Researchers at Brigham and Women’s Hospital and colleagues at Children’s Hospital of Boston have found that specific types of bacteria that colonize the placenta during pregnancy could prevent illness or predispose to illness associated with preterm birth. These findings are published in the current issue of the online journal mBio®.
“Systemic inflammation initiated during pregnancy appears to contribute to morbidity and complications, underlying lifetime health challenges facing children born before term,” say Raina Fichorova and Andrew Onderdonk, leading authors of this study. “Our data suggest that placental colonization by specific groups of organisms can increase or decrease the risk of a systemic inflammatory condition of the newborn.”
Preterm birth occurs in nearly a half million pregnancies in the United States alone. Despite improved care, preterm and especially extremely low-gestational-age newborns continue to be at a considerably higher risk of morbidity, mortality and developmental problems. Much of this risk is attributable to imbalanced inflammatory responses of the fetus and newborn which scientists are now suggesting might be preventable by controlling the maternal microflora.

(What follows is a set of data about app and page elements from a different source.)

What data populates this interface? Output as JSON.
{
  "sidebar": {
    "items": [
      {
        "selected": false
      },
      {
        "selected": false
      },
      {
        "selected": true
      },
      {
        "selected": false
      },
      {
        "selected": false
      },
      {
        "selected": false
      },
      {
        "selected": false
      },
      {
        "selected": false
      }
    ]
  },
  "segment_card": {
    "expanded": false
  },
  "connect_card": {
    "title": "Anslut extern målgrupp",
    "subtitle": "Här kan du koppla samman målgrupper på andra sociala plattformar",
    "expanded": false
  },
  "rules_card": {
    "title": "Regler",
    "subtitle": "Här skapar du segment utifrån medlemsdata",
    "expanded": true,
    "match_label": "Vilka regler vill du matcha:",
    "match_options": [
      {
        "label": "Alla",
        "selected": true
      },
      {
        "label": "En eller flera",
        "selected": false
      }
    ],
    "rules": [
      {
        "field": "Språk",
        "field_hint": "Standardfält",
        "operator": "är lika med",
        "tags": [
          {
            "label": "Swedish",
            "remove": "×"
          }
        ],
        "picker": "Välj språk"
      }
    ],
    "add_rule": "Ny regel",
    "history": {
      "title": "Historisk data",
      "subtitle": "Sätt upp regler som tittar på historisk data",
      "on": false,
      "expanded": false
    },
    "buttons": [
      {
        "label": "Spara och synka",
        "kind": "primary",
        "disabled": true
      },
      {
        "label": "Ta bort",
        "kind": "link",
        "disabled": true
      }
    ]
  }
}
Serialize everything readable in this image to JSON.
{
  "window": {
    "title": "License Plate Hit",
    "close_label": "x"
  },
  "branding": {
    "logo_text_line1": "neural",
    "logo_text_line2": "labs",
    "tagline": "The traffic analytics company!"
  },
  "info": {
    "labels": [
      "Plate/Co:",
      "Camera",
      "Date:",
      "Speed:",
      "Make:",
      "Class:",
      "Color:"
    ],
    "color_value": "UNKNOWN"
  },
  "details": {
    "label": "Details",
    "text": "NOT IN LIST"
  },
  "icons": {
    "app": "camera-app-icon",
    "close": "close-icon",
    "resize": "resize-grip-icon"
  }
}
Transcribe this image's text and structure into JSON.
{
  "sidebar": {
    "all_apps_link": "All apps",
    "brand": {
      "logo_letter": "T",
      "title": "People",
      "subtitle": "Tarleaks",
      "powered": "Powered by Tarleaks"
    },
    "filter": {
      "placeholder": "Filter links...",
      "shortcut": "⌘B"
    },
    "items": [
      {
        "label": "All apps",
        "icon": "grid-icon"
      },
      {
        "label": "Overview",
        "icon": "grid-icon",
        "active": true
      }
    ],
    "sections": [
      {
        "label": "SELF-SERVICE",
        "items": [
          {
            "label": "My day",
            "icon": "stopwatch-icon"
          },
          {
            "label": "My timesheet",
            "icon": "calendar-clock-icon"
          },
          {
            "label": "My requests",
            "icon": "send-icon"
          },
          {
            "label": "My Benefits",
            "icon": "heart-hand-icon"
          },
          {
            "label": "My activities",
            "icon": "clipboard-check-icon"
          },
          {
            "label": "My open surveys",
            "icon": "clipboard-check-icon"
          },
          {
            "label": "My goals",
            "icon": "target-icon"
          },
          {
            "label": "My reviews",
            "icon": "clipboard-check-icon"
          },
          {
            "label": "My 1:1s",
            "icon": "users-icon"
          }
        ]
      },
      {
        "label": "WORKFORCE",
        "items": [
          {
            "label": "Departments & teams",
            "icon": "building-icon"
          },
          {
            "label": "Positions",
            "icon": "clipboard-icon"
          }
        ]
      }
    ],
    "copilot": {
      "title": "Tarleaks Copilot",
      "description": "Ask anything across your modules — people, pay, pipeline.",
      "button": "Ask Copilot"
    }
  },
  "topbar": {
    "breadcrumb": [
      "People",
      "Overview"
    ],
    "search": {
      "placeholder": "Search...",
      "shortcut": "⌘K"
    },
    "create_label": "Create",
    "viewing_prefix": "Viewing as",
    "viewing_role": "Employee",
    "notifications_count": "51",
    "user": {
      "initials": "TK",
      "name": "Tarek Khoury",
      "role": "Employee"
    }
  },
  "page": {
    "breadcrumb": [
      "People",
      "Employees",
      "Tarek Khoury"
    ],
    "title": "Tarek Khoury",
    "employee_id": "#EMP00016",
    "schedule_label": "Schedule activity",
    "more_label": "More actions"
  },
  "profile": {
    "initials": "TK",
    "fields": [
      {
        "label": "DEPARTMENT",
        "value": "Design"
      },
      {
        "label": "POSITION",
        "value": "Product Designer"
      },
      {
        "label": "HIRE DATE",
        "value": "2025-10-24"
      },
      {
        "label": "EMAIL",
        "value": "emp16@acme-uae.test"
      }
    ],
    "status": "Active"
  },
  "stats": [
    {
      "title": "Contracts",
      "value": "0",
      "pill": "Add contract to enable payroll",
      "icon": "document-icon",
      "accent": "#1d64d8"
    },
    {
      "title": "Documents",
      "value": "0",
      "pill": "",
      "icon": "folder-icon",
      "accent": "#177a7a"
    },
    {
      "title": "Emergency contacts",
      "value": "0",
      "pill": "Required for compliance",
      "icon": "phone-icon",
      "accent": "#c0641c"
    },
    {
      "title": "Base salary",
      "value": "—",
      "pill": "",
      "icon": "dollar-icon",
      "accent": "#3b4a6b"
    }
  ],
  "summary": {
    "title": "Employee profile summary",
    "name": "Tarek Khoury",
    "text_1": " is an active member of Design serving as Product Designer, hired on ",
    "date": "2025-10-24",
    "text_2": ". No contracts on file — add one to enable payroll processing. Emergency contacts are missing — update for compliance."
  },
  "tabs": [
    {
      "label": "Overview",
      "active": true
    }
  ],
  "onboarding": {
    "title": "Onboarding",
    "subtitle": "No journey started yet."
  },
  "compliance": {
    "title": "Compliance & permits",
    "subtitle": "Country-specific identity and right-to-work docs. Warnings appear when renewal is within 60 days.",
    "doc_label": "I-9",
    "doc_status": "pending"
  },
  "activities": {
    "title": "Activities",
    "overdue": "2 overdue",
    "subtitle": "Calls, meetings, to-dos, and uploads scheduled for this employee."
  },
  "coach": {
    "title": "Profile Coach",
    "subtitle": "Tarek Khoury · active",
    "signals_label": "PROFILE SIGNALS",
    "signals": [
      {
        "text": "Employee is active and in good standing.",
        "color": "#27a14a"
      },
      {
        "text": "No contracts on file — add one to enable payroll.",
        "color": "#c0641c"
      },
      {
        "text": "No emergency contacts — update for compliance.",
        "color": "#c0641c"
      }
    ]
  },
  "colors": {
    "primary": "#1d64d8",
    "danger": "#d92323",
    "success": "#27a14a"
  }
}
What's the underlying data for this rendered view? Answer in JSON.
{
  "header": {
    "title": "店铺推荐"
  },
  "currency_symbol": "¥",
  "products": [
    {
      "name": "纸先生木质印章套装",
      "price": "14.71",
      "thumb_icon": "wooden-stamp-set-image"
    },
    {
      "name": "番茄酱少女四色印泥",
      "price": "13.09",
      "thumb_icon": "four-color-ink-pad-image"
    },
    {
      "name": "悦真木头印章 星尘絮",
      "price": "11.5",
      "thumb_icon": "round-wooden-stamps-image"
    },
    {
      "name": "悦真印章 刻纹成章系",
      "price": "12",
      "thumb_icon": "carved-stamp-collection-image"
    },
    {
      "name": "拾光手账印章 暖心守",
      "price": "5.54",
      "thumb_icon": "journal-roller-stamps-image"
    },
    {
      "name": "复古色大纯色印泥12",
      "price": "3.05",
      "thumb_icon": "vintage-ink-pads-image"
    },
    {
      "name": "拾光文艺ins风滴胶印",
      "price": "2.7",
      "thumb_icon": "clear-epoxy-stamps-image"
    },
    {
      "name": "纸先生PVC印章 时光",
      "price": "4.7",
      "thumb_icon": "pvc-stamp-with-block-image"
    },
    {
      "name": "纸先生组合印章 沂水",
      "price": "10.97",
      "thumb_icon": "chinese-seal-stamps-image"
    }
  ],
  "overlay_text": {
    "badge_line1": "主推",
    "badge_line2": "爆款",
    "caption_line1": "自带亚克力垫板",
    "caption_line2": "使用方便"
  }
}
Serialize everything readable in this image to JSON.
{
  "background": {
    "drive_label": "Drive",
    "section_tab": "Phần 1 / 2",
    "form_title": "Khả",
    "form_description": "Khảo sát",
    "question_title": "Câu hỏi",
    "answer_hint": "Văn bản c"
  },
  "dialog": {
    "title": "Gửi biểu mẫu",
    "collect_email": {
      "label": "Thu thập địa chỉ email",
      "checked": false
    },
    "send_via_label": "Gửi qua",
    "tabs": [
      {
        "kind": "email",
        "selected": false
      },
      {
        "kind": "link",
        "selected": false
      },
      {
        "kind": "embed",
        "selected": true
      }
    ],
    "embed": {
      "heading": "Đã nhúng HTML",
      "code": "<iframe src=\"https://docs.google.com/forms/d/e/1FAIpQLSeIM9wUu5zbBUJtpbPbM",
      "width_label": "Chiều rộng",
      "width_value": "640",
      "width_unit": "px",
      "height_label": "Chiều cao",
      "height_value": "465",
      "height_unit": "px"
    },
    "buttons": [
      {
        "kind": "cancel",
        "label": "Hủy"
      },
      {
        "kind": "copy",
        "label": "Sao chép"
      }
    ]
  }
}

The systemic fetal inflammatory response to intrauterine exposures, especially intrauterine infections, is regarded as an important contributor to the onset and often lifelong consequences of preterm labor, fetal injury and early organ damage. Approximately half of all placentas delivered before the second trimester and 41% of those delivered by Caesarean section harbor microorganisms detectable by culture techniques.